*** Begin section ***

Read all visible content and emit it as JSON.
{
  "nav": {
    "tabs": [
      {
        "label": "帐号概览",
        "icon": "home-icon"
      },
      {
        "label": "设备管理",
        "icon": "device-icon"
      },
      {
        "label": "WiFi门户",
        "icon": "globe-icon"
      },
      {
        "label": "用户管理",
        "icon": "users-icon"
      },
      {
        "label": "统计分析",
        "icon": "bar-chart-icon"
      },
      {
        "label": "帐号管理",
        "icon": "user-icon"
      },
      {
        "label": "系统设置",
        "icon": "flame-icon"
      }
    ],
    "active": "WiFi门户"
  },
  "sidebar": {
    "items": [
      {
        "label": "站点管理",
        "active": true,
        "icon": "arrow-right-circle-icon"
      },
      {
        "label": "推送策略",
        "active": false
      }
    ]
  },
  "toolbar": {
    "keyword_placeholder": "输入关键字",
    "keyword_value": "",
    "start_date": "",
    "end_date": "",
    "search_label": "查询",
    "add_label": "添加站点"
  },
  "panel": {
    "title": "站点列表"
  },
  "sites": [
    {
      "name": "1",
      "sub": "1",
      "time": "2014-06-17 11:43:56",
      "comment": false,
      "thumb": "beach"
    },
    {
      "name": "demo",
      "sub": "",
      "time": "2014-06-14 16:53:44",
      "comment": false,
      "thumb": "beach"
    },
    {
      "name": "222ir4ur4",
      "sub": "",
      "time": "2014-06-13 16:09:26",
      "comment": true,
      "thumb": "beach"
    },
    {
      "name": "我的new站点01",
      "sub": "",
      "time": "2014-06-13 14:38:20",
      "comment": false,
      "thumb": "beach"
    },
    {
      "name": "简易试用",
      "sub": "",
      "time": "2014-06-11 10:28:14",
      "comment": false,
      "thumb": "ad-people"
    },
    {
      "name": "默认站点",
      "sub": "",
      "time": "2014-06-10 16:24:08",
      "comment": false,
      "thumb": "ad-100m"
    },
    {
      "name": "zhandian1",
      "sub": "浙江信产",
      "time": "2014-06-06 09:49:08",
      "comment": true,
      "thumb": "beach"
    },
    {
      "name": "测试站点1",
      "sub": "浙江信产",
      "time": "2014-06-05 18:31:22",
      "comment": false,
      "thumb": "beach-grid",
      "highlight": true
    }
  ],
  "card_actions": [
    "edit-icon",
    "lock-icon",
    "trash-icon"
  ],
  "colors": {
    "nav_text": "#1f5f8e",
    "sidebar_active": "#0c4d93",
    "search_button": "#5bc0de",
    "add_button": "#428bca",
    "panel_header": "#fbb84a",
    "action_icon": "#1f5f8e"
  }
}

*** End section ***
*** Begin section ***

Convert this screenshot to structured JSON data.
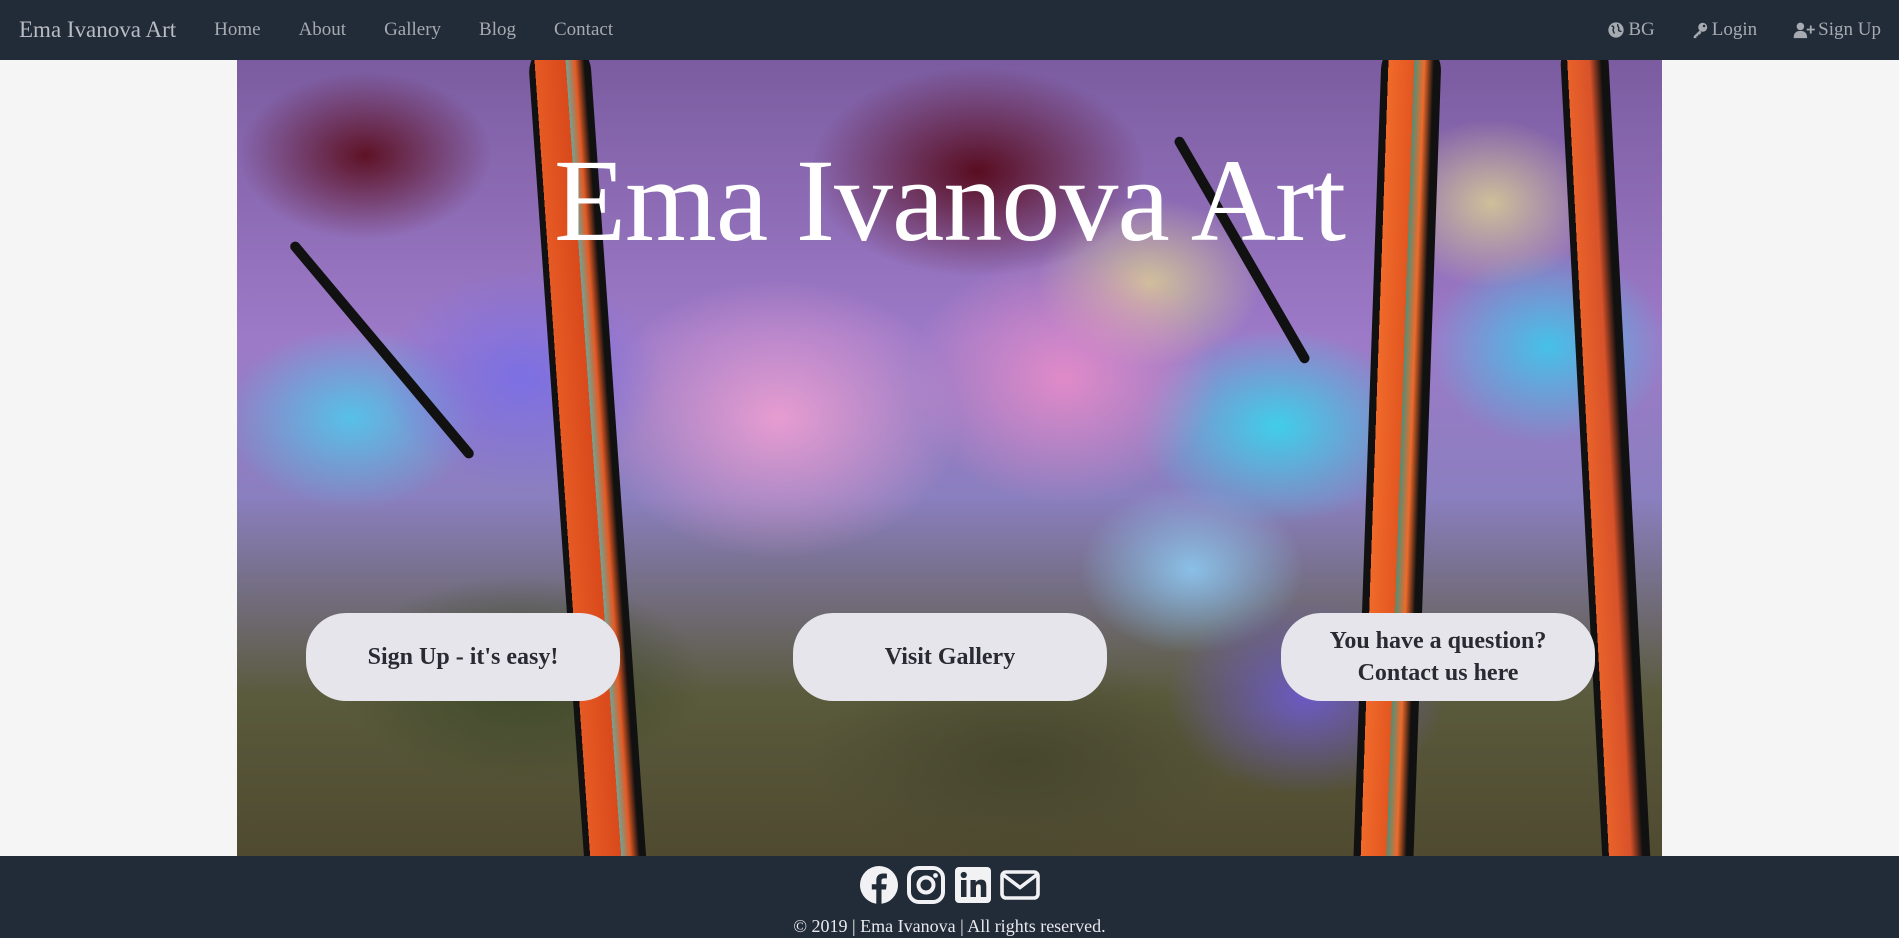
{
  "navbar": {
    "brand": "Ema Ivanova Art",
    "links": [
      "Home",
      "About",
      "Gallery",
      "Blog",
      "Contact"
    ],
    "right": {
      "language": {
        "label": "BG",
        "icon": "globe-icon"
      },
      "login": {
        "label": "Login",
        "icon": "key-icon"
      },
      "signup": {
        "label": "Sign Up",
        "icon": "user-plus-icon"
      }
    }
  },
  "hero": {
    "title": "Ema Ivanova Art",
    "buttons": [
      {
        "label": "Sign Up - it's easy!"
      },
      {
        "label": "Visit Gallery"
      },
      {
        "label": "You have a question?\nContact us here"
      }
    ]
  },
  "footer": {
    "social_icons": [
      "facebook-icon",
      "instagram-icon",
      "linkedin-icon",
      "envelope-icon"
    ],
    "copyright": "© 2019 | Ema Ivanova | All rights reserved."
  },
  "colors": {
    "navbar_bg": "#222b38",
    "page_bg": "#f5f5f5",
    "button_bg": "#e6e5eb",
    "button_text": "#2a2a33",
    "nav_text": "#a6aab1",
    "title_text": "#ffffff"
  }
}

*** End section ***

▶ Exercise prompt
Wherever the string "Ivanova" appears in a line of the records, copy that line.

▶ Response area
    "brand": "Ema Ivanova Art",
    "title": "Ema Ivanova Art",
    "copyright": "© 2019 | Ema Ivanova | All rights reserved."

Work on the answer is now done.